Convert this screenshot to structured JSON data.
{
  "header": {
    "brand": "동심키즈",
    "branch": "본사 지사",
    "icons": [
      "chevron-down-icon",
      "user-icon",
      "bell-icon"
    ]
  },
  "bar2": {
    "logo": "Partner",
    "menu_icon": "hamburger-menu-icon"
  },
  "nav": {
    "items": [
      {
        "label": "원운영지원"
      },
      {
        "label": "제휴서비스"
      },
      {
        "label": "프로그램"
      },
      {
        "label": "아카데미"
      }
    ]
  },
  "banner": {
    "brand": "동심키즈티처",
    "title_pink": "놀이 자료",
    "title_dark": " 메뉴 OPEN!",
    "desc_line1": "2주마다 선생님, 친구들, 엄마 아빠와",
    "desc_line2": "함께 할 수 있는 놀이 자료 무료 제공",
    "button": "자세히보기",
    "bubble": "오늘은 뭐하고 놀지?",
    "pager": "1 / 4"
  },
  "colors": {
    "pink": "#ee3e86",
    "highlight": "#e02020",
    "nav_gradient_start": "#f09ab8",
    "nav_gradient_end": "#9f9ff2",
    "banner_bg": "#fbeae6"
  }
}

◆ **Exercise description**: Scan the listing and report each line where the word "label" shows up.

◆ **Finished task**:
        "label": "원운영지원"
        "label": "제휴서비스"
        "label": "프로그램"
        "label": "아카데미"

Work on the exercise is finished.